Obama’s belligerent IS speech seeks to make up lost ground

Sharp change in tone from US president comes as public increasingly hawkish

US president Barack Obama delivers a televised address from the Cross Hall of the White House in Washington. Photograph: Saul Loeb/Pool via The New York Times

US president Barack Obama sought to make up some lost ground with a confident, uncharacteristically belligerent speech televised to the American people last night to show that he does, in fact, have a strategy to deal with a militant group that only nine months ago he flippantly dismissed.

This US Commander-In-Chief, a reluctant military leader - dubbed "Cautioner-In-Chief" by one White House media watcher last night - chose a prime-time television appearance to reassure the American people on the eve of the 13th anniversary of the 9-11 attacks that, yes, he plans to intensify the fight against the Islamic State (IS) in Iraq and Syria, and that no, this would not amount to another costly ground war like in Afghanistan and Iraq.

The president has gone in a very short space of time from speaking about making the IS threat "manageable" to outlining his plan last night to "degrade and ultimately destroy" the militant group.

The sharp change in tone comes against an American public that has become increasingly hawkish in response to the heightened risk posed by IS as witnessed so disturbingly by the beheading of American journalists Jim Foley and Steven Sotloff by the radical Muslim group over the past month.


Since the threat from IS became apparent in June, this once-obscure group has grown in the fears of the American public to be viewed as one of the biggest threats to US security.

A Wall Street Journal/NBC News poll yesterday found that almost two-thirds of respondents wanted the president to confront the jihadist fighters. A third were even willing to use both airstrikes and commit US ground troops, something regarded as unfathomable a year ago when the president was considering military strikes against the Syrian government over its use of chemical weapons.

With this new wind at his back, a forceful Mr Obama took to a White House podium to announce that the US would, for the first time, launch military strikes against IS in Syria, intensifying a fight that has already seen the US target fighters in Iraq in more than 150 air strikes in a month.

A senior administration official described the campaign so far as being defensive - protecting US personnel in Iraq and supporting humanitarian efforts. The next phase would be more offensive, the official said.

Taking the fight to IS, Mr Obama said he would send another 475 troops sent to Iraq, bringing to 1,600 the number deployed since the summer. But Mr Obama stressed that they would not be going into combat. “We will not get dragged into another ground war in Iraq,” he insisted.

His choice of words revealed a change. Out went the stock “no boots on the ground” phrase; in came: “these American forces will not have a combat mission,” suggesting there will in fact be boots on the ground - they just won’t be fighting. This has raised concerns that this could be “mission creep” and a slippery slope to another war.

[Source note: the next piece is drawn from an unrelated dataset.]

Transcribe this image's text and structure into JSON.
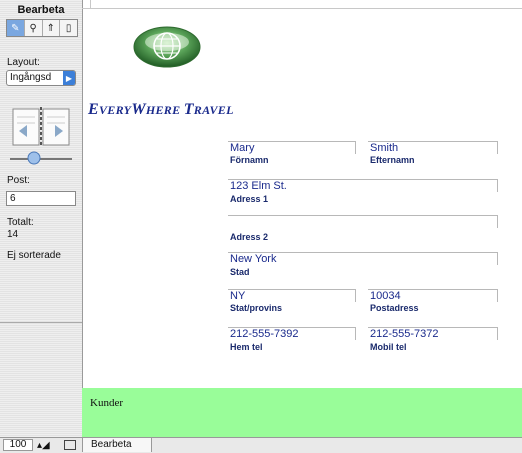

At the outset of last night’s 2,000-word speech, Mr Obama outlined his anti-war credentials that helped elect him, noting the withdrawal of 140,000 troops from Iraq and the plan to bring the remaining 30,000 troops back from Afghanistan. America’s escalation of the fight against IS is an acceptance by Mr Obama that the threat posed by this militant group requires an open-ended campaign that he has avoided for six years.

The president stressed that this was not just America’s fight but would be a campaign by a “broad coalition of partners.” This is consistent with Mr Obama’s stated foreign policy of conditional, limited engagement when America’s core interests are affected, in partnership with others

Still, this is a conflict that Mr Obama seemed last night to be more than willing to lead. Parts of the speech, coupled with his strong delivery, had echoes of his predecessor. Mr Obama’s threat to “hunt down” terrorists “wherever they are” and “if you threaten America, you will find no safe haven” remark were reminiscent of George W Bush’s post 9-11 bellicose rhetoric.

This was a stronger Obama, buoyed by the benefit of having a clear strategy. The American public, however, won’t be assured by the president comparing the IS fight with the counter-terrorism efforts in Yemen and Somali, two countries that have plagued US foreign policy for years.

At the start of the year, Mr Obama talked about shifting America off “a permanent war footing;” last night’s talk of a “steady, relentless” and “sustained” campaign against IS suggest this latest fight will be anything but temporary.